After 13 years of easy monetary conditions, the Fed finally made a “pivot”. We saw aggressive tightening like we haven’t in decades, and all because of inflation. You know how people keep saying “this time is different”. Well, this time was different!
It’s been a long time since the US had a situation of roaring inflation. The last time was in the late 70s - early 80s, well before many of us can remember. The truth is, unchecked inflation remains a bigger threat to any economy than any other economic condition, and the Fed let it go on for too long. Could they have done things differently? Sure, but there were exogenous factors such as the return of the pandemic that gave them pause.

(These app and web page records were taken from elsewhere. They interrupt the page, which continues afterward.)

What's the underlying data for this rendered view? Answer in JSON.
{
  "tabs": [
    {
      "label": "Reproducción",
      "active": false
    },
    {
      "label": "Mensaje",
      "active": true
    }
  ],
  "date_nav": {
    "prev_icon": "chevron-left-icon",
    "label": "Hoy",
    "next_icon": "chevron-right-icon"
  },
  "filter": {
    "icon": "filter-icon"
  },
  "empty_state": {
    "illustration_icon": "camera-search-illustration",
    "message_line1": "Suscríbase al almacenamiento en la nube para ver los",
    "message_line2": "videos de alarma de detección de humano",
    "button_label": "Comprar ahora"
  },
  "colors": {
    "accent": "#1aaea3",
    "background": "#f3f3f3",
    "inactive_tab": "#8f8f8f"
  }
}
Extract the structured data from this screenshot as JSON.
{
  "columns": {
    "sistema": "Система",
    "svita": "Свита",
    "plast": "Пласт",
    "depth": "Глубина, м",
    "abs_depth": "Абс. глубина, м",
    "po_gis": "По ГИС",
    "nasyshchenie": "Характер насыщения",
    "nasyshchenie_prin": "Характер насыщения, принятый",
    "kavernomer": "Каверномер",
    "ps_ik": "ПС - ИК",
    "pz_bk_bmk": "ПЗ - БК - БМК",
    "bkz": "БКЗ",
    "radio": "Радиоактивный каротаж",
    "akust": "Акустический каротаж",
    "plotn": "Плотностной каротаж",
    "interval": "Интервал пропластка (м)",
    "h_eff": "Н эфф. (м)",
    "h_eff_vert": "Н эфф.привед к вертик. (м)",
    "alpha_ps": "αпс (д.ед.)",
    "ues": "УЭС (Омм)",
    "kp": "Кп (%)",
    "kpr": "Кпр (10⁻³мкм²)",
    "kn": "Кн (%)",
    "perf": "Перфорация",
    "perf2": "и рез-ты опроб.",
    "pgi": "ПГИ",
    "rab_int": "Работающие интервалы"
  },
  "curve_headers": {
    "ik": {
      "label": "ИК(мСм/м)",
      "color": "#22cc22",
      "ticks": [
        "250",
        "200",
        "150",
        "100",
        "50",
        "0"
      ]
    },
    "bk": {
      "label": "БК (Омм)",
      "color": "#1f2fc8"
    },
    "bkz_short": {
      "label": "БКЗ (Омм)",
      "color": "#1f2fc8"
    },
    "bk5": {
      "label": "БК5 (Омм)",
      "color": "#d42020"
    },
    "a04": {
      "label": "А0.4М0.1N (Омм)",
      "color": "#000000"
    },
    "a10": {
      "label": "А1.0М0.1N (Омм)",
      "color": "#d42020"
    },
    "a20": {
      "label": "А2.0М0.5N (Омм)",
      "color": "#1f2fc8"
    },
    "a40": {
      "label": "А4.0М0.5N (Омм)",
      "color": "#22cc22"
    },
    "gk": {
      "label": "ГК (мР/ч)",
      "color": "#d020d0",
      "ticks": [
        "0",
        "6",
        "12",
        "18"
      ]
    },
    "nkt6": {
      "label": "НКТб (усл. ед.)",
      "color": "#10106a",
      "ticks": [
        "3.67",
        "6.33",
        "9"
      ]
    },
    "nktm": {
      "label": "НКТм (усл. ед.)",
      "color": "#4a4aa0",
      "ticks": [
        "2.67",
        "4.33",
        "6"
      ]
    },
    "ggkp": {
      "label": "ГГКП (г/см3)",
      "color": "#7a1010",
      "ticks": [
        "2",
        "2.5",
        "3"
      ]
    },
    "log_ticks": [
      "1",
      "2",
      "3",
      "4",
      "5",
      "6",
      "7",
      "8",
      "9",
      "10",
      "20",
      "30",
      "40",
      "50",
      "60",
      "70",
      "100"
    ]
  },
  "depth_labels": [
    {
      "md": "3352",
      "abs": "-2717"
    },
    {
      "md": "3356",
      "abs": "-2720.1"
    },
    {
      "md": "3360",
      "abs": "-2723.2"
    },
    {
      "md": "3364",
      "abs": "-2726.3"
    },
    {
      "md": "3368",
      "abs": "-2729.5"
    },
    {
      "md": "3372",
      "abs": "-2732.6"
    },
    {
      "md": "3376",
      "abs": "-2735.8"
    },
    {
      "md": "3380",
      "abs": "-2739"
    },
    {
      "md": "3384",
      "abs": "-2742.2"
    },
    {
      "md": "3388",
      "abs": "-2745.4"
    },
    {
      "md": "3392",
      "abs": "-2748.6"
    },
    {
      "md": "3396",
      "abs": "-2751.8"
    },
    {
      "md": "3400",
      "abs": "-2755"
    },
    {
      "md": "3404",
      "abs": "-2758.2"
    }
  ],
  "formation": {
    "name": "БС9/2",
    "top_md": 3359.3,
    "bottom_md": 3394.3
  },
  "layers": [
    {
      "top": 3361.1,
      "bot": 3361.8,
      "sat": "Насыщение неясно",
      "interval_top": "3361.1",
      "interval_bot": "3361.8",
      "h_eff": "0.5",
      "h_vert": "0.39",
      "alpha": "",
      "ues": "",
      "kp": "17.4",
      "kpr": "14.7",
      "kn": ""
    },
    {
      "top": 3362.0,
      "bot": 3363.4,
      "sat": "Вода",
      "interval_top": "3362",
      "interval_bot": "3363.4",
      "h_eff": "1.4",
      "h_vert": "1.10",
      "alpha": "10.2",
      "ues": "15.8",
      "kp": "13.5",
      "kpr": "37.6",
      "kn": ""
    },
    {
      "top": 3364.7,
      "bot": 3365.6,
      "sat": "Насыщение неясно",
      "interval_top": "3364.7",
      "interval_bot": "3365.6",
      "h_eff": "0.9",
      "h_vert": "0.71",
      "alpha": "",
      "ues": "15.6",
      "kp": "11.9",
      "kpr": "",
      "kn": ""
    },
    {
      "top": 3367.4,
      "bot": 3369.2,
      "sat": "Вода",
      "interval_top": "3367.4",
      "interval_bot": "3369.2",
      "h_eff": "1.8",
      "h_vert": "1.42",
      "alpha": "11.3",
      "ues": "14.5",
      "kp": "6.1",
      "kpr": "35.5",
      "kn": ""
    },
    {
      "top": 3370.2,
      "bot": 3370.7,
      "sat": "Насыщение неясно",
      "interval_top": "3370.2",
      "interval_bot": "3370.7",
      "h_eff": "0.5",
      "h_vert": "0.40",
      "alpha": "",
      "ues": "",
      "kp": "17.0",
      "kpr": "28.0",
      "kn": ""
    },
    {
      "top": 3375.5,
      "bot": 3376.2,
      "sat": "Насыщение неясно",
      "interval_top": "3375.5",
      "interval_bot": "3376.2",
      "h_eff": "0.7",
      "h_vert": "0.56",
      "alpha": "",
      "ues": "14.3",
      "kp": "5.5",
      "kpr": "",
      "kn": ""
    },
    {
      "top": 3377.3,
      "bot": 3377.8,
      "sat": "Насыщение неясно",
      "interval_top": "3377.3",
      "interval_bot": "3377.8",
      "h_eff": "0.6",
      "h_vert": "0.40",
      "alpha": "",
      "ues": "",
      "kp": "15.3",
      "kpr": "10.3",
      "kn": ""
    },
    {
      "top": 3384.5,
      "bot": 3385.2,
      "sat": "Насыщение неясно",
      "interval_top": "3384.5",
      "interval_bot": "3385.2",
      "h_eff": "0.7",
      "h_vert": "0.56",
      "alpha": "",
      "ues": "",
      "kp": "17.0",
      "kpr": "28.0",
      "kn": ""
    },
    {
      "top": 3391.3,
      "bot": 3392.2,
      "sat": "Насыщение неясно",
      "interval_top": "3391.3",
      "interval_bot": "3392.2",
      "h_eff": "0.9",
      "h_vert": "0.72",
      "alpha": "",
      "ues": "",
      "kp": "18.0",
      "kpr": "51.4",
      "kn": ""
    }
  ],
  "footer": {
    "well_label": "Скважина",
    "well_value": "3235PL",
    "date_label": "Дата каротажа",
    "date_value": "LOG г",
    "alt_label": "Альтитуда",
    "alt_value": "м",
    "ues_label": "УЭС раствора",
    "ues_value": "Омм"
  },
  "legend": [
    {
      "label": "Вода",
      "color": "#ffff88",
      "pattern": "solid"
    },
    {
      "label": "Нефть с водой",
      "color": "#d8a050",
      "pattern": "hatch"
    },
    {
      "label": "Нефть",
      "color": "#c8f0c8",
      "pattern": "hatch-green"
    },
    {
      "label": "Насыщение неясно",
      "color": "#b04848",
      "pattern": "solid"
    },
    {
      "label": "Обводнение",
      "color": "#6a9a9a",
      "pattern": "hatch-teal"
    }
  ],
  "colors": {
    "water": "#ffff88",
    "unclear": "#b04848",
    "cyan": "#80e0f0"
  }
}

But, we’re not here to debate whether the Fed was right or wrong, we’re here to look at the facts. The fact is that the Fed will do anything to fight inflation, and we’ve now experienced that. Despite every message the Fed has sent about tightening, the market has been belligerent about believing that message. The truth is, financial conditions have worsened… significantly. We cover some of this later in this article.
The Housing Market has seen one of the sharpest declines in history and this is exactly what the Fed wants. The Housing Market bubble has driven inflation significantly and the decline will probably start to show up in the inflation data around May 2023, as I theorized in my November article on Shelter Inflation.
The Jobs Market however, has been signaling strength throughout 2022. We know it’s because of an imbalance of supply and demand but with inflation increasing, we’ve seen wages increase as well and now this has become a concern for the Fed.
I want to look at the Yield Curve. We’ve been talking about it endlessly this year and when I called the inversion a possibility back in October 2021, I never realized it could get this bad.
We’ve not only had the deepest inversion since the 1980s but as well one of the longest since then. The Yield Curve inverted on July 6th, 2022 and hasn’t corrected since then.
We know the Yield Curve inversion is a good predictor of a recession but, more importantly, the recession usually comes when the inversion starts to correct and the Yield Curve starts to steepen - something we should look out for in 2023.
And finally, this was the year of QT - Quantitative Tightening. The Fed started to run off the balance sheet, first at a lower level of $47.5B per month until August and then at $95B per month. I wrote a detailed article discussing how the run-off was being conducted because there was some skepticism among people. Suffice to say, we now have evidence that the balance sheet and M2 money supply is decreasing.
2023 Outlook - Macro
We know what’s next:
The Fed increases the Fed Funds rate to 5%-5.25% and holds it there. This is their forecast and lines up with what I’d calculated earlier this month.
Inflation will continue to rollover, and it will take a while before we see the 2% inflation target being met. The Fed suggests not before 2024 but, it’s possible we see this in late 2023.
What’s interesting is that the Fed is now focusing on wage inflation which means that without unemployment, we won’t see services inflation decline. Unemployment and jobs data will be a big theme for 2023, unfortunately.
QT - QT will probably remain one of the biggest factors next year. We’ve not seen an era of mass exodus of liquidity from the system, and we’re beginning to see the effect this make its way through the system.
The chart below is very telling. Quantitative easing has been a major driver of revenues for the S&P 500. The correlation isn’t precise but, we can see that the revenue increase comes with a certain amount of time lag. I surmise that the opposite will also be true. As liquidity starts to drain out of the system, we will see pressure on top line revenues. After all, the Fed’s whole point is lower consumption through demand destruction.
The decline in inflation is being brought about by higher cost of capital & lower liquidity → lower demand + higher unemployment → lower economic growth → lower GDP → recession.
Next, we look at Equities, Bonds and Commodities.